Protests in Egypt kept traders on edge this morning, but yesterday's losses in Saudi Arabia failed to rattle the UAE's markets.
Following a busy trading session, the Abu Dhabi Securities Market General Index rose 0.49 per cent to 2599.34, while the Dubai Financial Market General Index rallied 0.61 per cent to 1543.76, having missed out on a rebound yesterday.
Oil also rose to $100.05 a barrel, its highest level since October 2008, as traders anxiously watched for news on the Suez canal, one of the world's largest conduits of container vessels.
DP World was one of the day's biggest losers, sinking 4.13 per cent to 60 cents per share on the Nasdaq Dubai.
The world's fourth-largest ports operator closed its Sokhna port in Egypt yesterday as a "precautionary measure".
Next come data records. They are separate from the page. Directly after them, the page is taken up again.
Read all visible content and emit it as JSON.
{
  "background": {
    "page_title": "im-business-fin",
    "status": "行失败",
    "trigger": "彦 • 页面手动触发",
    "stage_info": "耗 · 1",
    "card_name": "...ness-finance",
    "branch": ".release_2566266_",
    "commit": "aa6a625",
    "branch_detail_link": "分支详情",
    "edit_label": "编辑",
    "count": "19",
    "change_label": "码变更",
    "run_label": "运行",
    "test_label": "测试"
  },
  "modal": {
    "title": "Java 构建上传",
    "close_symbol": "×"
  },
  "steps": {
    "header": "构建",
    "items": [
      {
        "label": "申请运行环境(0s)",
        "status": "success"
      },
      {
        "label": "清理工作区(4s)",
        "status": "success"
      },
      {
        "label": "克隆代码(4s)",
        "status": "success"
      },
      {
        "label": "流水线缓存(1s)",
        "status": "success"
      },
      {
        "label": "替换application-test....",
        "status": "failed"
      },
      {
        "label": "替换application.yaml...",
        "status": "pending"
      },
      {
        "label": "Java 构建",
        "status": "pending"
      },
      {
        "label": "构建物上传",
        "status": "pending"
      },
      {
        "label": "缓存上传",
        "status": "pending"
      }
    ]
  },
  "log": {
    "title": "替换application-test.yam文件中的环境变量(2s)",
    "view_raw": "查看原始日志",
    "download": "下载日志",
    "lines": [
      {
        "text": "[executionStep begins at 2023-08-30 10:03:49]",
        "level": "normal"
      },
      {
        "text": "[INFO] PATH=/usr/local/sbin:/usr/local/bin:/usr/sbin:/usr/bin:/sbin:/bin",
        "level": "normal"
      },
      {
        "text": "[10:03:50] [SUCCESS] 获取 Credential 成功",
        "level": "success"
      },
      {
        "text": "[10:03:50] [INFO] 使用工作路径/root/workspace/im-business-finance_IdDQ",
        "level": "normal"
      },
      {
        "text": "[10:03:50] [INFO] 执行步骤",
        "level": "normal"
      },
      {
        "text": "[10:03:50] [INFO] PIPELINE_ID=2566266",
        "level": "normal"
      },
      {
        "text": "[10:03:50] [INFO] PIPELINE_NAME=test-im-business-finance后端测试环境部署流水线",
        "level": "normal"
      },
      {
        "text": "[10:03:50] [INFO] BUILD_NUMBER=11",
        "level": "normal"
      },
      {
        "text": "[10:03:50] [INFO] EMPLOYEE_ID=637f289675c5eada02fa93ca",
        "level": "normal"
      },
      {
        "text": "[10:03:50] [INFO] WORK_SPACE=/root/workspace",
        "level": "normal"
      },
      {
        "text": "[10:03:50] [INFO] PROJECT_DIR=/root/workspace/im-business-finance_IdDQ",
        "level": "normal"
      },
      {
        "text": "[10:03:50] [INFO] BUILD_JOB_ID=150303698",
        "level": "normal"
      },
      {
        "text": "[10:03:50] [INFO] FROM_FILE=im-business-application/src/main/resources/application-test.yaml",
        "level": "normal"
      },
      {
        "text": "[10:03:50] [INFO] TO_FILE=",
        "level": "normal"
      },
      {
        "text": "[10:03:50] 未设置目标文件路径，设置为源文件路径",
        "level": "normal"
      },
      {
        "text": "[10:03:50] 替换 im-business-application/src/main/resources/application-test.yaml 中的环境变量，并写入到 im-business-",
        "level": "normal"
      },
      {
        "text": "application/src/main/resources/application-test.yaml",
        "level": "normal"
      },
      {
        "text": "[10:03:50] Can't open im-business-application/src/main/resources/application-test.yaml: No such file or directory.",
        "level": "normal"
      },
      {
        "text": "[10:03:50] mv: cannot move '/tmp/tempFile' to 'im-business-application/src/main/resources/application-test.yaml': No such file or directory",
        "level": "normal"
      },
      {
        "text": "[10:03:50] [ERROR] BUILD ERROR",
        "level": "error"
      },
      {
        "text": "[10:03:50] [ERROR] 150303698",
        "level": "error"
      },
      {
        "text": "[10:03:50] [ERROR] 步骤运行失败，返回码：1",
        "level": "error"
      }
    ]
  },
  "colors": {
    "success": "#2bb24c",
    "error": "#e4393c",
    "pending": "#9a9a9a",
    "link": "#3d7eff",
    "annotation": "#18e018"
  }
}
Yazan Abdeen, a fund manager at ING, said:
"What's happening is dependent on money flows into the region and expectations of the direction of money flow into the region."
"A lot of institutions are selling because of fears of redemptions, as a result of derisking in the region because of what's happening in Egypt."
That was leaving markets looking choppy, with some Egypt-exposed companies, such as Dana Gas, UNB and Aramex, suffering more than others.
Egyptian stock markets will remain closed for the rest of the week and will decide whether to open on a day-by-day basis, an exchange spokesman told Bloomberg.